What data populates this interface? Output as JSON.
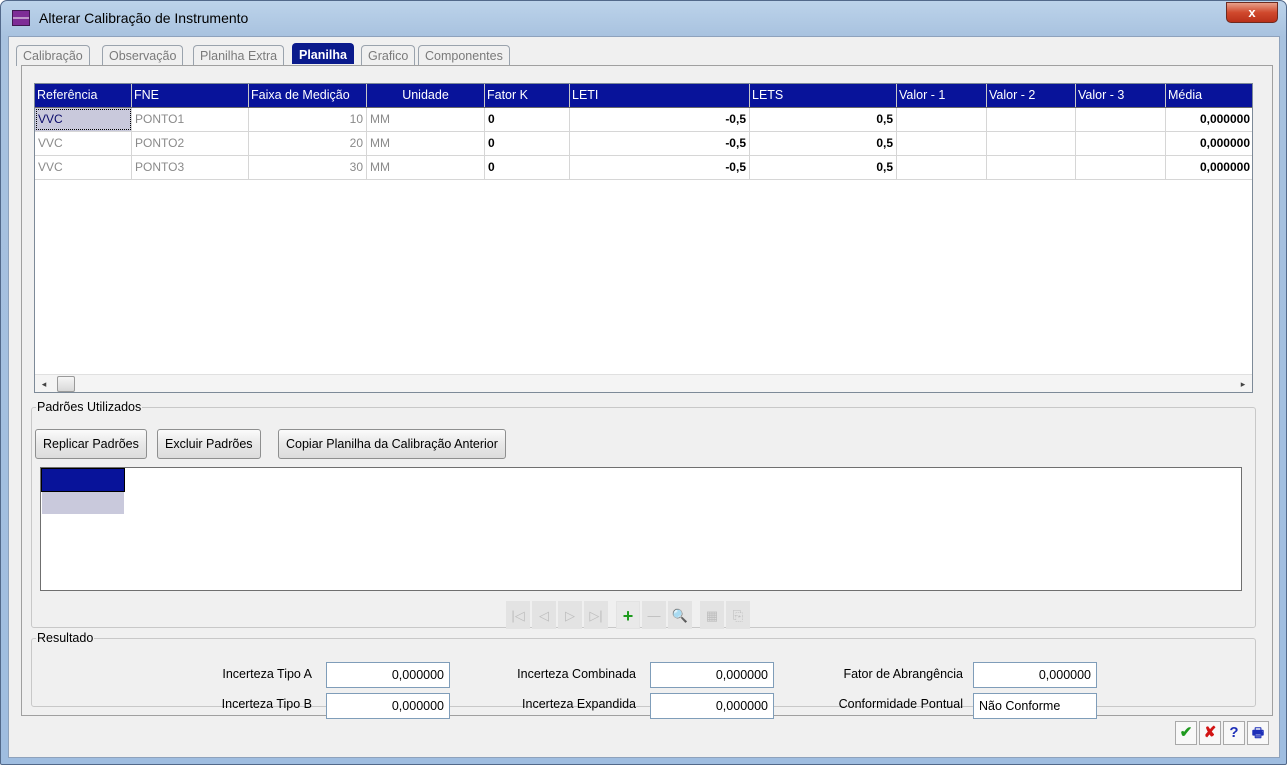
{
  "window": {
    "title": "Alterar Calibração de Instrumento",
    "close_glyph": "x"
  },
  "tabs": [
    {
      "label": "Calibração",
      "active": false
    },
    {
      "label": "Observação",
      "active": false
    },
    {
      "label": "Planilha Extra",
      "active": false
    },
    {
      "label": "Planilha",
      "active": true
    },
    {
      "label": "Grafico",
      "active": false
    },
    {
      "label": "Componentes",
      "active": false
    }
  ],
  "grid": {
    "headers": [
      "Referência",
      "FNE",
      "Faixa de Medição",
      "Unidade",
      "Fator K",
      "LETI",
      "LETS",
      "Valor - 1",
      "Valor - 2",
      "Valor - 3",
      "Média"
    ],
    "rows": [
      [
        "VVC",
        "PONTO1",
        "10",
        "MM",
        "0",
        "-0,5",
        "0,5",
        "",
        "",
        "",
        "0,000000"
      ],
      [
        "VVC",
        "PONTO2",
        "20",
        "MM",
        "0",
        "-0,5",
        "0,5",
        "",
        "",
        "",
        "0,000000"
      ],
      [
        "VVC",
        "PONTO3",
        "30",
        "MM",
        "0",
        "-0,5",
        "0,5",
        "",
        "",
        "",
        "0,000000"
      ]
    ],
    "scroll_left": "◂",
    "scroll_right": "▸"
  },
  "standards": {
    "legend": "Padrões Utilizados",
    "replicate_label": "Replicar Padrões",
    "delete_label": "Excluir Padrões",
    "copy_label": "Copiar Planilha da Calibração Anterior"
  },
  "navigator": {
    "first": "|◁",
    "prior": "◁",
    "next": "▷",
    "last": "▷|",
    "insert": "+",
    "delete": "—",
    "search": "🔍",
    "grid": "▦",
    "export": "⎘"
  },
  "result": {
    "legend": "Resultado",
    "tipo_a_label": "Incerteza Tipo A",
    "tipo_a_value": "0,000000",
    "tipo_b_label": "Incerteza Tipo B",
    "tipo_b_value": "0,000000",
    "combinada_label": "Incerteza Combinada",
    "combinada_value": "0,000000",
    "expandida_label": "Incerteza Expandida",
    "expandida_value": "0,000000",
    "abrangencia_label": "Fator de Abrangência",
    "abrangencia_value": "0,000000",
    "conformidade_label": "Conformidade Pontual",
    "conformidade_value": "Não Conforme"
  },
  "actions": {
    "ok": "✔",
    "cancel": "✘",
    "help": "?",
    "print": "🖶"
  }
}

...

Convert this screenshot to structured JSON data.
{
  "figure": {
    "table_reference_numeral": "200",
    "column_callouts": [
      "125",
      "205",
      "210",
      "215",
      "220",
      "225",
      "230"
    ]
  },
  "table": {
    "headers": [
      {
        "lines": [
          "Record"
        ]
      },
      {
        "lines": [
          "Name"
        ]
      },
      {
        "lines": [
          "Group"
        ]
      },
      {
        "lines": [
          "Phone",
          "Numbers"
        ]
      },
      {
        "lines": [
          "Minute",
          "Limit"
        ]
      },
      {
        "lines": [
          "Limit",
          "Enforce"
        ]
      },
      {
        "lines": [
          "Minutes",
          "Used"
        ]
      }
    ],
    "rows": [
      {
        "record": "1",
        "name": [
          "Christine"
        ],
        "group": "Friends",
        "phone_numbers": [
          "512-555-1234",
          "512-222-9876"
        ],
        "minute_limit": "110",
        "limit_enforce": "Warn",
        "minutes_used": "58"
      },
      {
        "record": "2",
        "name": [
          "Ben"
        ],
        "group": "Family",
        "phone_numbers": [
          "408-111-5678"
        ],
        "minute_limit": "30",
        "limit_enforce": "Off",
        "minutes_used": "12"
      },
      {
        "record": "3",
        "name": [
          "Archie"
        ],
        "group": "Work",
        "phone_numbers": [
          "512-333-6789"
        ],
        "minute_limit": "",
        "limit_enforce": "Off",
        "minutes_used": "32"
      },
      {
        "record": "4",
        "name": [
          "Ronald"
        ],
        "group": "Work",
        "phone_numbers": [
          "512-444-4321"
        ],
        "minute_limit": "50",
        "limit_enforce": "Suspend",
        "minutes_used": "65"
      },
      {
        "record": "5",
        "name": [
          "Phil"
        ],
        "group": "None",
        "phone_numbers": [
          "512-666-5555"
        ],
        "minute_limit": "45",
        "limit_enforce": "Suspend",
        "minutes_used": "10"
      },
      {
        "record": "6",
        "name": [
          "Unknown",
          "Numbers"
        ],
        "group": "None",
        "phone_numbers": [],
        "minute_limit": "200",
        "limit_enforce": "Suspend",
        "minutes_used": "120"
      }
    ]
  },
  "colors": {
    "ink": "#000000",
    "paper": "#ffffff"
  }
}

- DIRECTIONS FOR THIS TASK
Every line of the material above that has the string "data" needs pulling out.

- RESPONSE TO THIS EXERCISE
What data populates this interface? Output as JSON.
Convert this screenshot to structured JSON data.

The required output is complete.